“Having carefully considered the entire record and the parties’ arguments, the Court finds and concludes that the State of Texas used an improper standard or methodology to determine which districts afford minority voters the ability to elect their preferred candidates of choice and that there are material issues of fact in dispute that prevent this Court from entering declaratory judgment that the three redistricting plans meet the requirements of Section 5 of the Voting Rights Act.”
New maps must be produced by the Federal District Court, Western District of Texas, San Antonio.
Veterans story exhibit debuts
“Every Veteran has a Story to Tell,” an exhibit at the Texas Capitol Visitors Center, opened on Veterans Day, Nov. 11, and will run through September 2012.
Twelve Texas veterans of four wars – World War II, Vietnam and both Iraq wars – are featured in videos recounting their firsthand war experiences. The exhibit is the work of the Texas General Land Office.
Gov. Perry’s statement in honor of Veterans Day included this excerpt: “With common bonds of selflessness and bravery, our veterans are a credit to our nation and our state.

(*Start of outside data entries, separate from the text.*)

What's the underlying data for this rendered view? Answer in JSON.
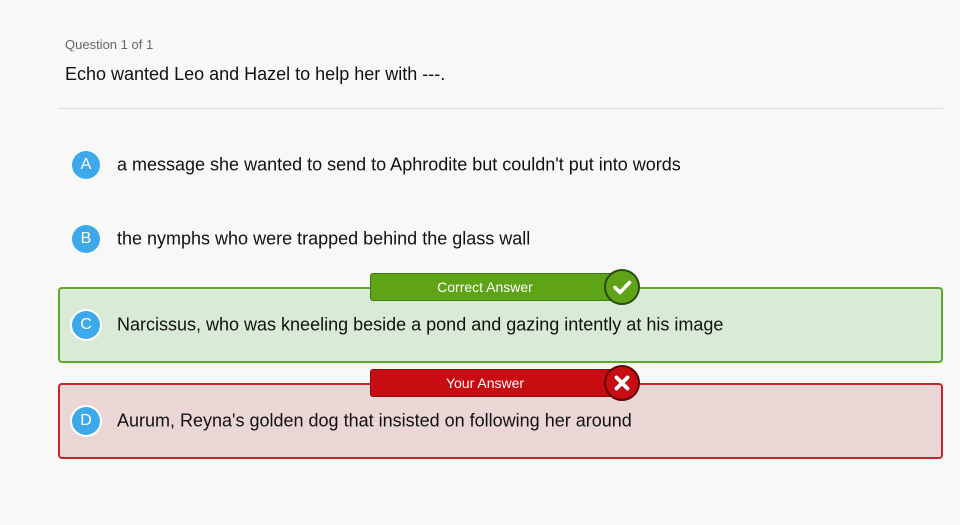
{
  "question": {
    "counter": "Question 1 of 1",
    "text": "Echo wanted Leo and Hazel to help her with ---."
  },
  "options": [
    {
      "letter": "A",
      "text": "a message she wanted to send to Aphrodite but couldn't put into words",
      "state": "neutral"
    },
    {
      "letter": "B",
      "text": "the nymphs who were trapped behind the glass wall",
      "state": "neutral"
    },
    {
      "letter": "C",
      "text": "Narcissus, who was kneeling beside a pond and gazing intently at his image",
      "state": "correct"
    },
    {
      "letter": "D",
      "text": "Aurum, Reyna's golden dog that insisted on following her around",
      "state": "selected-wrong"
    }
  ],
  "labels": {
    "correct_answer": "Correct Answer",
    "your_answer": "Your Answer"
  },
  "icons": {
    "correct": "check-icon",
    "wrong": "x-icon"
  },
  "colors": {
    "letter_badge": "#3da9ea",
    "correct_border": "#5fa82a",
    "correct_fill": "#d9ead6",
    "correct_tag": "#5fa317",
    "wrong_border": "#c8232c",
    "wrong_fill": "#ebd6d6",
    "wrong_tag": "#c80d12"
  }
}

Their legacy of courage and conviction endures in the form of our most precious gift: freedom.”
Jessop sentenced to 10 years
With the sentencing of Frederick Merrill Jessop last week, 10 Yearning for Zion Ranch-related defendants have been convicted on felony charges and sentenced to prison.
All were indicted on sexual assault of a child, bigamy or other charges, and two more defendants are awaiting trial, Attorney General Greg Abbott said Nov. 9.
A Coke County jury sentenced Jessop to 10 years in prison and a $10,000 fine for performing a ceremony prohibited by Texas law, Abbott said.
YFZ Ranch, owned by the breakaway Fundamentalist Church of Jesus Christ of Latter Day Saints, is near Eldorado in Schleicher County.
Prosecution of certain adult male ranch residents began after the ranch was raided by federal, state and local agencies in the spring of 2008.
Ed Sterling works for the Texas Press Association and follows the Legislature for the association.